I wrote this post to call attention to the foundational work done by Viola Spolin as a way to announce my latest workshop, but more on that soon – this story begins with Viola Spolin. Her son, Paul Sills, is widely celebrated as the founder of improv because in 1955 he created the Compass Theater, and then later Second City in Chicago – but Spolin was responsible for many of the improv games and the foundational philosophies and practices that shape improvisational theater as we know it (as reflected in her 1963 book Improvisation for the Theater).
However, in the process of finding Viola Spolin’s story, I actually found the story of three women: Viola Spolin, her mentor Neva Boyd, both of whom were in fact supported by Jane Addams, since Viola Spolin first worked with Neva Boyd at Hull House, one of the settlement houses founded by Jane Addams.
So, here’s their story.
Hull House was the first social settlement house in Chicago, and it served as a place where immigrants would gather to learn, to eat, to debate, and to acquire the tools necessary to put down roots in their new country. Later, in the 1920’s, when the demographics of the neighborhood changed, in addition to the Italian, Irish, German, Greek, Bohemian, and Russian and Polish Jewish immigrants, participants in the clubs, activities, and programming of Hull House included more African Americans and immigrants from Mexico. At Hull House, as part of the progressive education movement, Neva Boyd focused on non-competitive play as a democratizing force. An early theorist of the educational and social benefits of play, her book Handbook for Recreational Games documents many of the exercises she developed as part of the work she did, which included training social workers in group work.
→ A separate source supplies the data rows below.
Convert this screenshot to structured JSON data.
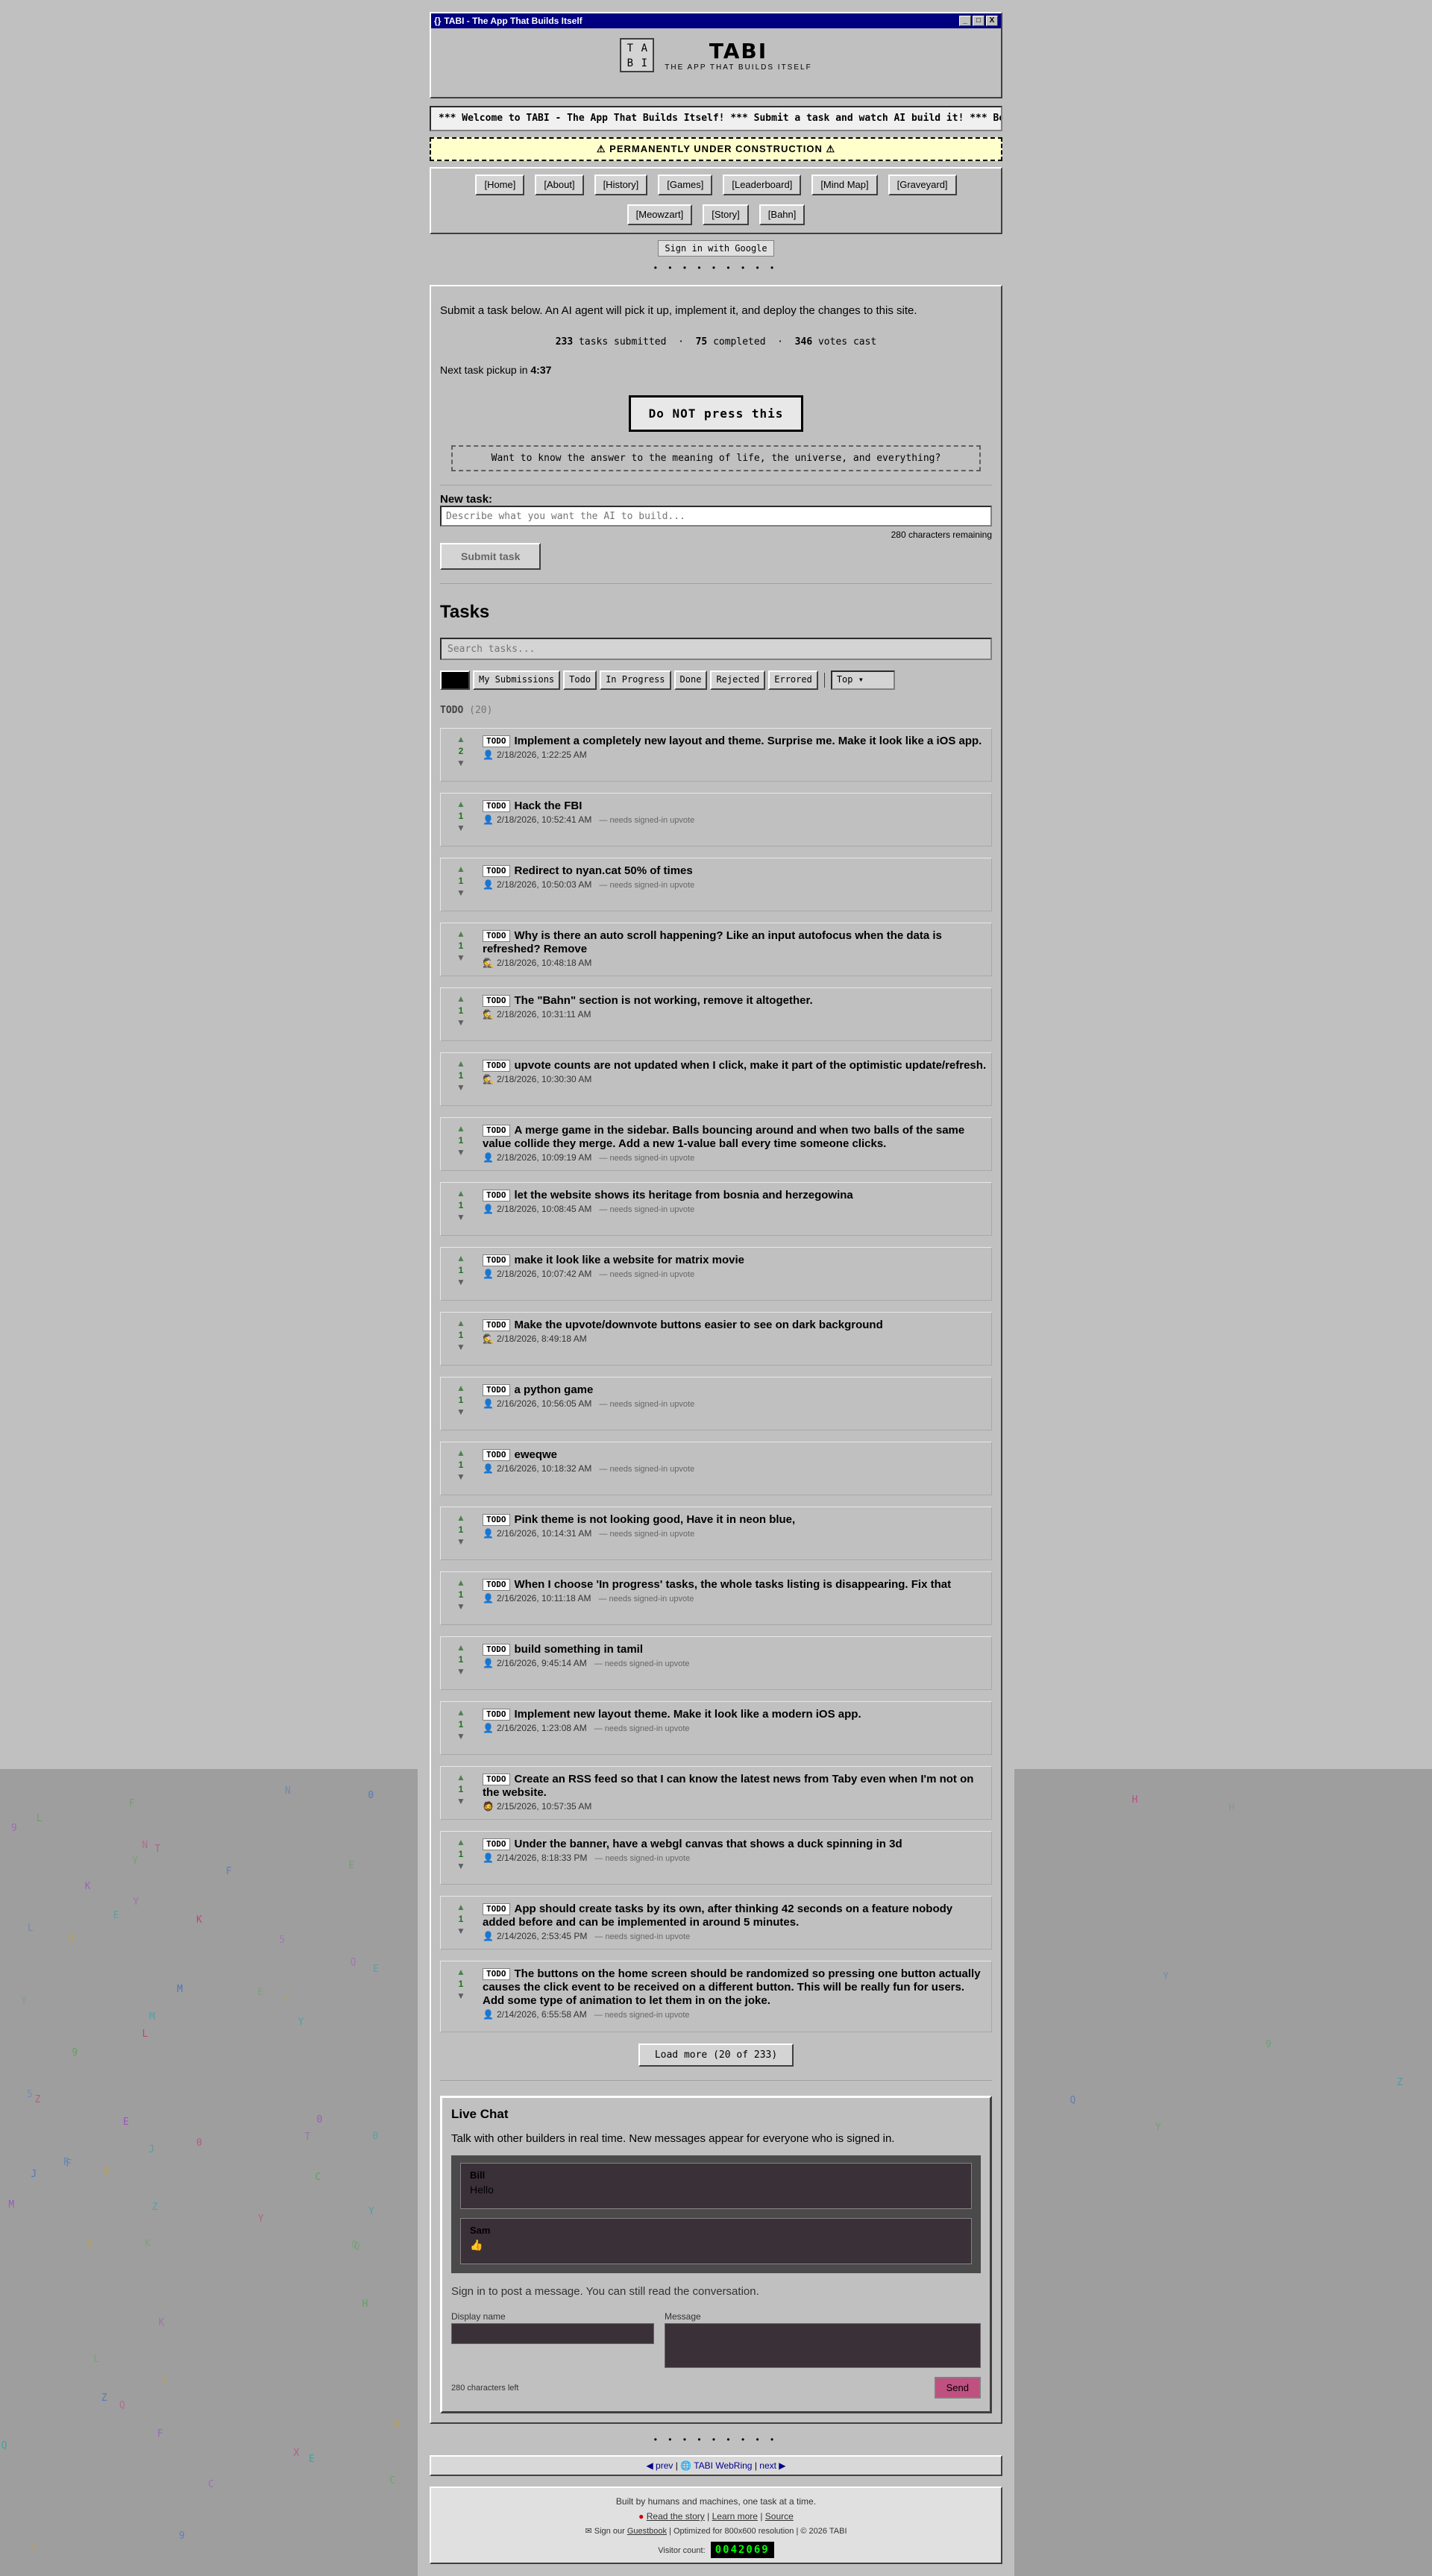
{
  "window": {
    "title": "TABI - The App That Builds Itself",
    "icon": "{}",
    "minimize": "_",
    "maximize": "□",
    "close": "X"
  },
  "brand": {
    "logo": [
      "T",
      "A",
      "B",
      "I"
    ],
    "name": "TABI",
    "tagline": "THE APP THAT BUILDS ITSELF"
  },
  "marquee": "*** Welcome to TABI - The App That Builds Itself! *** Submit a task and watch AI build it! *** Best view",
  "construction": "⚠ PERMANENTLY UNDER CONSTRUCTION ⚠",
  "nav": {
    "row1": [
      "[Home]",
      "[About]",
      "[History]",
      "[Games]",
      "[Leaderboard]",
      "[Mind Map]",
      "[Graveyard]"
    ],
    "row2": [
      "[Meowzart]",
      "[Story]",
      "[Bahn]"
    ]
  },
  "signin": "Sign in with Google",
  "dots": "• • • • • • • • •",
  "intro": "Submit a task below. An AI agent will pick it up, implement it, and deploy the changes to this site.",
  "stats": {
    "submitted_n": "233",
    "submitted_l": "tasks submitted",
    "completed_n": "75",
    "completed_l": "completed",
    "votes_n": "346",
    "votes_l": "votes cast"
  },
  "pickup": {
    "label": "Next task pickup in",
    "time": "4:37"
  },
  "donot": "Do NOT press this",
  "meaning": "Want to know the answer to the meaning of life, the universe, and everything?",
  "newtask": {
    "label": "New task:",
    "placeholder": "Describe what you want the AI to build...",
    "remaining": "280 characters remaining",
    "submit": "Submit task"
  },
  "tasks": {
    "heading": "Tasks",
    "search_placeholder": "Search tasks...",
    "filters": [
      "My Submissions",
      "Todo",
      "In Progress",
      "Done",
      "Rejected",
      "Errored"
    ],
    "sort": "Top",
    "section": "TODO",
    "section_count": "(20)",
    "tag": "TODO",
    "needs": "— needs signed-in upvote",
    "up": "▲",
    "down": "▼",
    "items": [
      {
        "votes": "2",
        "title": "Implement a completely new layout and theme. Surprise me. Make it look like a iOS app.",
        "icon": "👤",
        "date": "2/18/2026, 1:22:25 AM",
        "needs": false,
        "tall": false
      },
      {
        "votes": "1",
        "title": "Hack the FBI",
        "icon": "👤",
        "date": "2/18/2026, 10:52:41 AM",
        "needs": true,
        "tall": false
      },
      {
        "votes": "1",
        "title": "Redirect to nyan.cat 50% of times",
        "icon": "👤",
        "date": "2/18/2026, 10:50:03 AM",
        "needs": true,
        "tall": false
      },
      {
        "votes": "1",
        "title": "Why is there an auto scroll happening? Like an input autofocus when the data is refreshed? Remove",
        "icon": "🕵",
        "date": "2/18/2026, 10:48:18 AM",
        "needs": false,
        "tall": false
      },
      {
        "votes": "1",
        "title": "The \"Bahn\" section is not working, remove it altogether.",
        "icon": "🕵",
        "date": "2/18/2026, 10:31:11 AM",
        "needs": false,
        "tall": false
      },
      {
        "votes": "1",
        "title": "upvote counts are not updated when I click, make it part of the optimistic update/refresh.",
        "icon": "🕵",
        "date": "2/18/2026, 10:30:30 AM",
        "needs": false,
        "tall": false
      },
      {
        "votes": "1",
        "title": "A merge game in the sidebar. Balls bouncing around and when two balls of the same value collide they merge. Add a new 1-value ball every time someone clicks.",
        "icon": "👤",
        "date": "2/18/2026, 10:09:19 AM",
        "needs": true,
        "tall": false
      },
      {
        "votes": "1",
        "title": "let the website shows its heritage from bosnia and herzegowina",
        "icon": "👤",
        "date": "2/18/2026, 10:08:45 AM",
        "needs": true,
        "tall": false
      },
      {
        "votes": "1",
        "title": "make it look like a website for matrix movie",
        "icon": "👤",
        "date": "2/18/2026, 10:07:42 AM",
        "needs": true,
        "tall": false
      },
      {
        "votes": "1",
        "title": "Make the upvote/downvote buttons easier to see on dark background",
        "icon": "🕵",
        "date": "2/18/2026, 8:49:18 AM",
        "needs": false,
        "tall": false
      },
      {
        "votes": "1",
        "title": "a python game",
        "icon": "👤",
        "date": "2/16/2026, 10:56:05 AM",
        "needs": true,
        "tall": false
      },
      {
        "votes": "1",
        "title": "eweqwe",
        "icon": "👤",
        "date": "2/16/2026, 10:18:32 AM",
        "needs": true,
        "tall": false
      },
      {
        "votes": "1",
        "title": "Pink theme is not looking good, Have it in neon blue,",
        "icon": "👤",
        "date": "2/16/2026, 10:14:31 AM",
        "needs": true,
        "tall": false
      },
      {
        "votes": "1",
        "title": "When I choose 'In progress' tasks, the whole tasks listing is disappearing. Fix that",
        "icon": "👤",
        "date": "2/16/2026, 10:11:18 AM",
        "needs": true,
        "tall": false
      },
      {
        "votes": "1",
        "title": "build something in tamil",
        "icon": "👤",
        "date": "2/16/2026, 9:45:14 AM",
        "needs": true,
        "tall": false
      },
      {
        "votes": "1",
        "title": "Implement new layout theme. Make it look like a modern iOS app.",
        "icon": "👤",
        "date": "2/16/2026, 1:23:08 AM",
        "needs": true,
        "tall": false
      },
      {
        "votes": "1",
        "title": "Create an RSS feed so that I can know the latest news from Taby even when I'm not on the website.",
        "icon": "🧔",
        "date": "2/15/2026, 10:57:35 AM",
        "needs": false,
        "tall": false
      },
      {
        "votes": "1",
        "title": "Under the banner, have a webgl canvas that shows a duck spinning in 3d",
        "icon": "👤",
        "date": "2/14/2026, 8:18:33 PM",
        "needs": true,
        "tall": false
      },
      {
        "votes": "1",
        "title": "App should create tasks by its own, after thinking 42 seconds on a feature nobody added before and can be implemented in around 5 minutes.",
        "icon": "👤",
        "date": "2/14/2026, 2:53:45 PM",
        "needs": true,
        "tall": false
      },
      {
        "votes": "1",
        "title": "The buttons on the home screen should be randomized so pressing one button actually causes the click event to be received on a different button. This will be really fun for users. Add some type of animation to let them in on the joke.",
        "icon": "👤",
        "date": "2/14/2026, 6:55:58 AM",
        "needs": true,
        "tall": true
      }
    ],
    "load_more": "Load more (20 of 233)"
  },
  "chat": {
    "heading": "Live Chat",
    "sub": "Talk with other builders in real time. New messages appear for everyone who is signed in.",
    "messages": [
      {
        "author": "Bill",
        "text": "Hello"
      },
      {
        "author": "Sam",
        "text": "👍"
      }
    ],
    "note": "Sign in to post a message. You can still read the conversation.",
    "name_label": "Display name",
    "msg_label": "Message",
    "chars_left": "280 characters left",
    "send": "Send"
  },
  "dots2": "• • • • • • • • •",
  "webring": {
    "prev": "◀ prev",
    "sep1": " | ",
    "name": "🌐 TABI WebRing",
    "sep2": " | ",
    "next": "next ▶"
  },
  "footer": {
    "line1": "Built by humans and machines, one task at a time.",
    "bullet": "●",
    "story": "Read the story",
    "sep": " | ",
    "learn": "Learn more",
    "source": "Source",
    "guest_pre": "✉ Sign our ",
    "guestbook": "Guestbook",
    "guest_post": " | Optimized for 800x600 resolution | © 2026 TABI",
    "visitor_label": "Visitor count:",
    "visitor_count": "0042069"
  },
  "matrix_chars": [
    "Q",
    "0",
    "M",
    "J",
    "E",
    "X",
    "N",
    "Y",
    "Z",
    "5",
    "F",
    "9",
    "L",
    "H",
    "C",
    "Q",
    "Y",
    "E",
    "T",
    "K"
  ]
}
For Boyd, games not only helped children learn cognitive like language and communication skills, but also critical social and emotional skills like cooperation: “Play involves social values, as does no other behavior. The spirit of play develops social adaptability, ethics, mental and emotional control, and imagination.” (https://www.violaspolin.org/bio/)
Viola Spolin in turn, applied these societal benefits of play to cultivating her own practice of play as a teaching system, first for the WPA Recreational Project in Chicago, working with children and recent immigrants in low-income neighborhoods and ultimately bringing the benefit of theatrical play to drama therapy programs, mental health facilities and with prisoners, as well as community groups seeking creative engagement in the midst of the Vietnam War and the civil rights movement such as the North Side Cooperative Ministry, Parents School, and Women for Peace.
Such it is that in this playful spirit, in the aim of reaching across divisions of culture and language, and as Spolin put it: as part of “the necessity to help people become more creative as a real justification for living,” my collaborator Criscillia Benford and I will be offering our first creative expression of 2019: Embracing the Awkward – Finding Fun on First Dates and More on January 5th right here in Oakland, CA. And there are still spots left!!
This play-filled workshop brings together my decades of experience in improv, Criscillia’s meditation and neuroscience pratice, and both of our research expertise in social interaction. It has been designed to give you the time and space to practice having conversations with new people. We’ll use improv activities, infused with research-based insights into human communication, to help you connect to the moment –– no matter how awkward! Expect a mix of games, activities, and scenes to help you get more comfortable being yourself while connecting with others. No improv or performance experience required. Just bring a willingness to have fun, be curious, and try try again. You don’t even need to be single!
Together we will co-create and maintain a space where curiosity, lightheartedness, and listening are celebrated. You will leave with a better understanding of how navigating conversations with agreement and acknowledgement can lead to more more fulfilling connections.
Hope to see you there! Sign up here: